## [What the task requires]
Retype the whole listing below exactly, keeping every picture out of it.

## [Data shown]

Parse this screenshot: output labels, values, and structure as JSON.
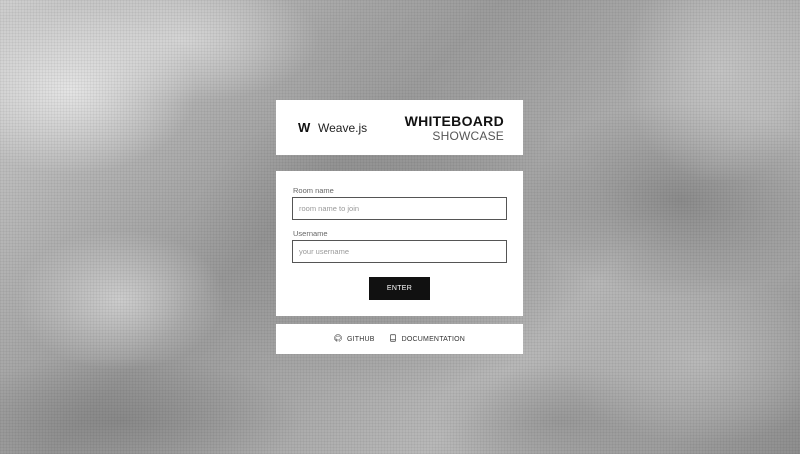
{
  "app": {
    "logo_mark": "W",
    "logo_name": "Weave.js",
    "title_main": "WHITEBOARD",
    "title_sub": "SHOWCASE"
  },
  "form": {
    "room_label": "Room name",
    "room_placeholder": "room name to join",
    "room_value": "",
    "username_label": "Username",
    "username_placeholder": "your username",
    "username_value": "",
    "enter_label": "ENTER"
  },
  "footer": {
    "links": [
      {
        "label": "GITHUB",
        "icon": "github-icon"
      },
      {
        "label": "DOCUMENTATION",
        "icon": "book-icon"
      }
    ]
  },
  "colors": {
    "button_bg": "#111111",
    "card_bg": "#ffffff"
  }
}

## [The answer]
Parse this screenshot: output labels, values, and structure as JSON.
{
  "app": {
    "logo_mark": "W",
    "logo_name": "Weave.js",
    "title_main": "WHITEBOARD",
    "title_sub": "SHOWCASE"
  },
  "form": {
    "room_label": "Room name",
    "room_placeholder": "room name to join",
    "room_value": "",
    "username_label": "Username",
    "username_placeholder": "your username",
    "username_value": "",
    "enter_label": "ENTER"
  },
  "footer": {
    "links": [
      {
        "label": "GITHUB",
        "icon": "github-icon"
      },
      {
        "label": "DOCUMENTATION",
        "icon": "book-icon"
      }
    ]
  },
  "colors": {
    "button_bg": "#111111",
    "card_bg": "#ffffff"
  }
}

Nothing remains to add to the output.